§ **Problem requirements**
Each line of the data that includes the string "link" is to be copied out.

Data entries:
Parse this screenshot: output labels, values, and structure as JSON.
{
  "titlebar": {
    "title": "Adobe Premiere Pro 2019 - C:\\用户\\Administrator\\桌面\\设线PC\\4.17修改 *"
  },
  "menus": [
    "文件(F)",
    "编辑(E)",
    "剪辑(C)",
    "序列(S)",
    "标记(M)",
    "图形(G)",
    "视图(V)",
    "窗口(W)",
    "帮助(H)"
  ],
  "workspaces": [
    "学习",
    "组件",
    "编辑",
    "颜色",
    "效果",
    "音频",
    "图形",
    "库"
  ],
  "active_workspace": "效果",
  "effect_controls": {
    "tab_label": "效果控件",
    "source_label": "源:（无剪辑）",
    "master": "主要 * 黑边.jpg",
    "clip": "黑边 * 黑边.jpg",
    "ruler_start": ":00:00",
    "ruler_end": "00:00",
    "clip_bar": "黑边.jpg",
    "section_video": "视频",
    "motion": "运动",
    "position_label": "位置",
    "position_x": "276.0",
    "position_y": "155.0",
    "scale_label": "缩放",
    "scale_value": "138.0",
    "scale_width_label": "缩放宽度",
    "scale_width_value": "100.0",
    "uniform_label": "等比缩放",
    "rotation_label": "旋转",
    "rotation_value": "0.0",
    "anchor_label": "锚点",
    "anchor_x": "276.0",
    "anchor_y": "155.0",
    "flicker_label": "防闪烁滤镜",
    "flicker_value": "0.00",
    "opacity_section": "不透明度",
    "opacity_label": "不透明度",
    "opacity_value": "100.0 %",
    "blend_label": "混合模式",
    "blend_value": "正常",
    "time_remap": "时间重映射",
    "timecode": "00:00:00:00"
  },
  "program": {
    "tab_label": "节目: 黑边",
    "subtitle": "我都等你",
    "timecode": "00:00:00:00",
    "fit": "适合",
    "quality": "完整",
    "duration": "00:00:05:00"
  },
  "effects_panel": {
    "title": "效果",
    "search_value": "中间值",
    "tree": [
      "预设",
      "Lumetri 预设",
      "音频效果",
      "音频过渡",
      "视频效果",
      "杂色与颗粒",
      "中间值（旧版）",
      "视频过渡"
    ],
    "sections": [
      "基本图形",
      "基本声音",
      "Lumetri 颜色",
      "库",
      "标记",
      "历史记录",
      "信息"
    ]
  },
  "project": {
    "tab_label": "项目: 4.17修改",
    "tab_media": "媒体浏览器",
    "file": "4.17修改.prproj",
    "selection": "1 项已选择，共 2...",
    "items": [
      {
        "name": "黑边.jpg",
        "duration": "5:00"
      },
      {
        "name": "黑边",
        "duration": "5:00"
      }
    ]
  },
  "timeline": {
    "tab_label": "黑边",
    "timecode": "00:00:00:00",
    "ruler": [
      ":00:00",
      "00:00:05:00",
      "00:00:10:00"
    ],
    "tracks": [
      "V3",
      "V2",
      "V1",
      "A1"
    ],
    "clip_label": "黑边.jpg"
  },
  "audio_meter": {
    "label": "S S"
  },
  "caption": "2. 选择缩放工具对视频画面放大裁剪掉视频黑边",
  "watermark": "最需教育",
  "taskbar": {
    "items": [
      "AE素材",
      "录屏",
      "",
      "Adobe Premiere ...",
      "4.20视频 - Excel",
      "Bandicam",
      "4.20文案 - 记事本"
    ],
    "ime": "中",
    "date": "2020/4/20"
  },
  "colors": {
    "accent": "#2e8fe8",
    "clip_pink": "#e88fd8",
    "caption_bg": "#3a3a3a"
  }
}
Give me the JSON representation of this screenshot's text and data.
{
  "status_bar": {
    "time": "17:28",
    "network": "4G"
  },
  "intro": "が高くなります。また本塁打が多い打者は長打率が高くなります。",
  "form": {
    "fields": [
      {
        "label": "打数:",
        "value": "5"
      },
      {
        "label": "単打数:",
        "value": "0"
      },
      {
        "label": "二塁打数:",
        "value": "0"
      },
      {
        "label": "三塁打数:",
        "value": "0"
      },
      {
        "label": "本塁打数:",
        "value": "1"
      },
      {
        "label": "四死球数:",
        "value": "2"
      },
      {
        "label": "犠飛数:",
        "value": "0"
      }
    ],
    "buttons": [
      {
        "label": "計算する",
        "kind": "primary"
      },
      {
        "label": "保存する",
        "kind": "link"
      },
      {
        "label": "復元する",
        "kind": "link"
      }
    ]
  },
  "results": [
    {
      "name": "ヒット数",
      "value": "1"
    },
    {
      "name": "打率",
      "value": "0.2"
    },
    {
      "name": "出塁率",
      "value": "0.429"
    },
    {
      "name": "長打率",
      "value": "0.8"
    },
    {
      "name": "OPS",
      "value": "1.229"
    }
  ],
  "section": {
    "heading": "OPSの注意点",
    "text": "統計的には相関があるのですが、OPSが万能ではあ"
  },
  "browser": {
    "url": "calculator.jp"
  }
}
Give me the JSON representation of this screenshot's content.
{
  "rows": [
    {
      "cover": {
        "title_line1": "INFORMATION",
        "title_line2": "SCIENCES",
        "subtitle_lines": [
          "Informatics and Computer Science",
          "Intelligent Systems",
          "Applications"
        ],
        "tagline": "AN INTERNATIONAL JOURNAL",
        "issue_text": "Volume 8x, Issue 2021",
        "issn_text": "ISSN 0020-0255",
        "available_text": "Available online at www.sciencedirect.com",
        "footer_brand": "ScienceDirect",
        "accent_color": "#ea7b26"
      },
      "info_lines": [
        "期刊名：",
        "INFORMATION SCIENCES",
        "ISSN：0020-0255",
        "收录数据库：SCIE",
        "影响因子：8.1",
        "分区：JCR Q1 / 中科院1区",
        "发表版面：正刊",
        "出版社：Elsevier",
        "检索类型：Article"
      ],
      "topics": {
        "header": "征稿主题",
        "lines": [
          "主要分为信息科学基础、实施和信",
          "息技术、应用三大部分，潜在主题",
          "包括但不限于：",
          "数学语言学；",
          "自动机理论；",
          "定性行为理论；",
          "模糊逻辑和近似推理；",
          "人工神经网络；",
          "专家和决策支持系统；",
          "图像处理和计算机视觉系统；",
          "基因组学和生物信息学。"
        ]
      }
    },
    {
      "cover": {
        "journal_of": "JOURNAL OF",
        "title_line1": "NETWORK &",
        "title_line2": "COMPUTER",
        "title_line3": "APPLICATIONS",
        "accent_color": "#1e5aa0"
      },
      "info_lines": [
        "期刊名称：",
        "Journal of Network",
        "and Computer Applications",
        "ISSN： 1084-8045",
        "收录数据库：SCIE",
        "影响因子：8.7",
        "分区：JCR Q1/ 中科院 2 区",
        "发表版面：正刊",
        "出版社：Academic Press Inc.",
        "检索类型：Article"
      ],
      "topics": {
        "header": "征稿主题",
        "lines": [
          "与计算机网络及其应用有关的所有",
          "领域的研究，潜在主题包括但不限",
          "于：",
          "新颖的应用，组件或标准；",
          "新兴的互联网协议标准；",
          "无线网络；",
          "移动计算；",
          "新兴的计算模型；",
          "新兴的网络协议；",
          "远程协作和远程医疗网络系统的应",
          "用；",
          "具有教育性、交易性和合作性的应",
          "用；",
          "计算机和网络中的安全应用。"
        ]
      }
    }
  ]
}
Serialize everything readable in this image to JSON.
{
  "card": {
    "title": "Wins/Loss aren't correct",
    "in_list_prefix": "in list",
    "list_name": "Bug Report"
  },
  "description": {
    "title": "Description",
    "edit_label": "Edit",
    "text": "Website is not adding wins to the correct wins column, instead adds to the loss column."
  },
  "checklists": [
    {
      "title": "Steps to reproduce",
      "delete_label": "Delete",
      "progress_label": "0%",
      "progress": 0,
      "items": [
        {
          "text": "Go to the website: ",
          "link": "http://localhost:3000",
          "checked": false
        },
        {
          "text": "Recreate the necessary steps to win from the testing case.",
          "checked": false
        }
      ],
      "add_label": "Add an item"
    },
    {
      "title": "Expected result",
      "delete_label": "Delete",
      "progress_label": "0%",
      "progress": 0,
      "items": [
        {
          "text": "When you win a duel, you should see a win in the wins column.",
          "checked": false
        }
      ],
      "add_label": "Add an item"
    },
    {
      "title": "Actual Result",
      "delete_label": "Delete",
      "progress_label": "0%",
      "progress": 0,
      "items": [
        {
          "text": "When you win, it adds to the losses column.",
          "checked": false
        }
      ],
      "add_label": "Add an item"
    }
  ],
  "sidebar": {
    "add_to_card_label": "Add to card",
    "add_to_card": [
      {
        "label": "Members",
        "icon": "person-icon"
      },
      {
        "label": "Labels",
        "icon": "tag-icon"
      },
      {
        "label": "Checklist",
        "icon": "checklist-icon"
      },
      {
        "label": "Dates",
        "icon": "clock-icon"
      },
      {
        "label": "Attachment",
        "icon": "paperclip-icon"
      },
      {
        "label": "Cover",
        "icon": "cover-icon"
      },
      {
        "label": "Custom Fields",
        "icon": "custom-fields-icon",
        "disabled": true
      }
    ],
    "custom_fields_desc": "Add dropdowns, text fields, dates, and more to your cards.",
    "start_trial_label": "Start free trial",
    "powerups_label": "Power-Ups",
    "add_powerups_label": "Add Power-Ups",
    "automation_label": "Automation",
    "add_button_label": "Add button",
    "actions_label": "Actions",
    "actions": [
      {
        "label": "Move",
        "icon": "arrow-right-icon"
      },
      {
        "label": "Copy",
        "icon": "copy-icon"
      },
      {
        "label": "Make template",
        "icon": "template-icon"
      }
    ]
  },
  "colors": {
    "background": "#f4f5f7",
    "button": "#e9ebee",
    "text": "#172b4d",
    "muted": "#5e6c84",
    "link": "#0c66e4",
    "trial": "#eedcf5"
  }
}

§ **Task response**
        "kind": "link"
        "kind": "link"
          "link": "http://localhost:3000",
    "link": "#0c66e4",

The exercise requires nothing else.